The problem ->
The answer must consist of every line below containing "title".

Source material ->
* * *

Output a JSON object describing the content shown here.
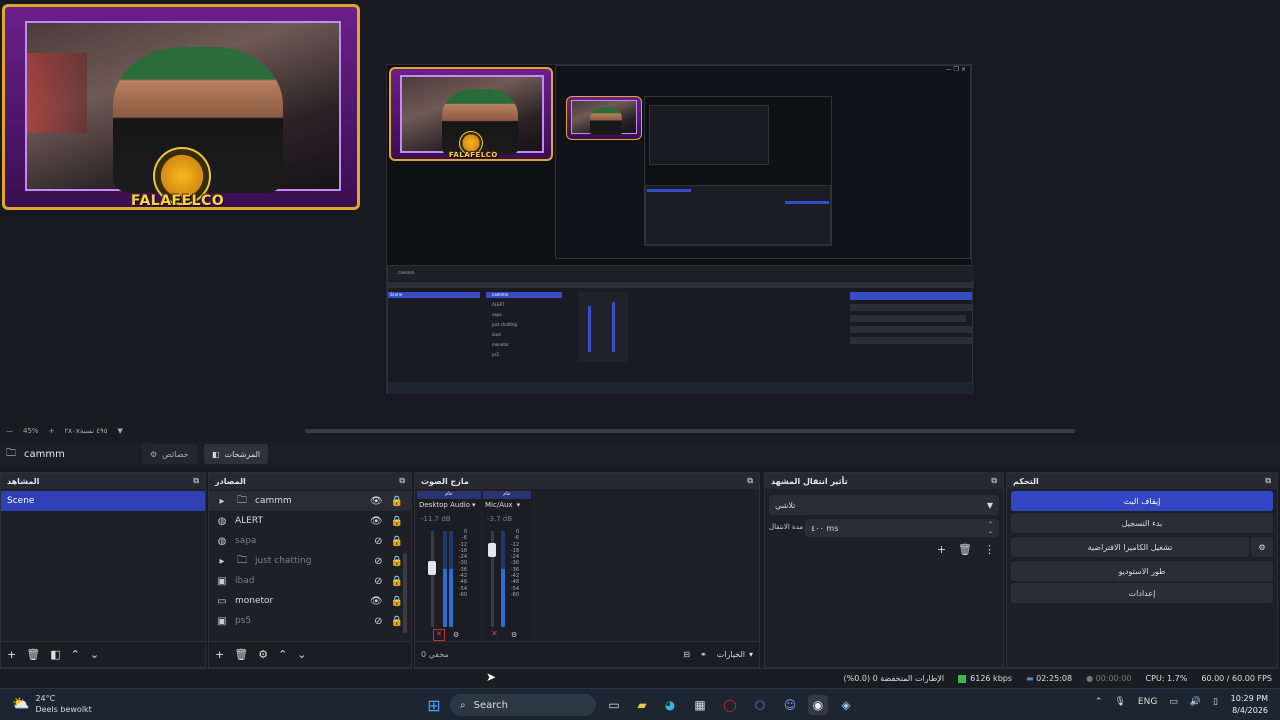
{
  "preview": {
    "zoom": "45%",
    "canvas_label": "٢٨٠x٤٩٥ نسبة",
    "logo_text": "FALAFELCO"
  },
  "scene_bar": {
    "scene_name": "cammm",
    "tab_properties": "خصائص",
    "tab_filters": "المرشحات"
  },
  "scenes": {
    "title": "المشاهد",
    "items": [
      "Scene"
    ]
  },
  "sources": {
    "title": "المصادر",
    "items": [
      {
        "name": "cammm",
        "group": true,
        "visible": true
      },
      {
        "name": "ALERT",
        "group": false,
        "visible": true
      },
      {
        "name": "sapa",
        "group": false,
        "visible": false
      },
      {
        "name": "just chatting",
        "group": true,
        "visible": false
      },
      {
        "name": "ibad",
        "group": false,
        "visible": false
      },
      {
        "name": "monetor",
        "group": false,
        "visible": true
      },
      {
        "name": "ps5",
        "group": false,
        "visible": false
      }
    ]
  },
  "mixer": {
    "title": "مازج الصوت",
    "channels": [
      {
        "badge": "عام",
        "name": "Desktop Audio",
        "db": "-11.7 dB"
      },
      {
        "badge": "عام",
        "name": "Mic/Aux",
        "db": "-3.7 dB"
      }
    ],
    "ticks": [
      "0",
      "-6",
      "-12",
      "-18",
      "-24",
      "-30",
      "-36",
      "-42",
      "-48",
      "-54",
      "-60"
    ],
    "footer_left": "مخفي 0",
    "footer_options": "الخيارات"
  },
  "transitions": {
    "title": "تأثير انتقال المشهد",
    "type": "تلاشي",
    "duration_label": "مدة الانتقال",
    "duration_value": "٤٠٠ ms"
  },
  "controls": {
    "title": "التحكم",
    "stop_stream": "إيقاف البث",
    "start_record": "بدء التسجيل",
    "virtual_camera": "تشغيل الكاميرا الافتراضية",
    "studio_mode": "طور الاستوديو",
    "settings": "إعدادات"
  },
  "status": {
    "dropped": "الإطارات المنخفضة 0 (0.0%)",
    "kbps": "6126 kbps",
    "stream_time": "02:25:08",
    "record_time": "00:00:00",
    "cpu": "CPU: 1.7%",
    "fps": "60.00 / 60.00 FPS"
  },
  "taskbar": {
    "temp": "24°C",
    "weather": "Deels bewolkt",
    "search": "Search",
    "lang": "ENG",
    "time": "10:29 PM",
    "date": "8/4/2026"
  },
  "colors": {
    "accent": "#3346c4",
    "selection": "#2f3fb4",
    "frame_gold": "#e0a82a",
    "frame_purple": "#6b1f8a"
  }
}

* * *

Task answer ->
    "title": "المشاهد",
    "title": "المصادر",
    "title": "مازج الصوت",
    "title": "تأثير انتقال المشهد",
    "title": "التحكم",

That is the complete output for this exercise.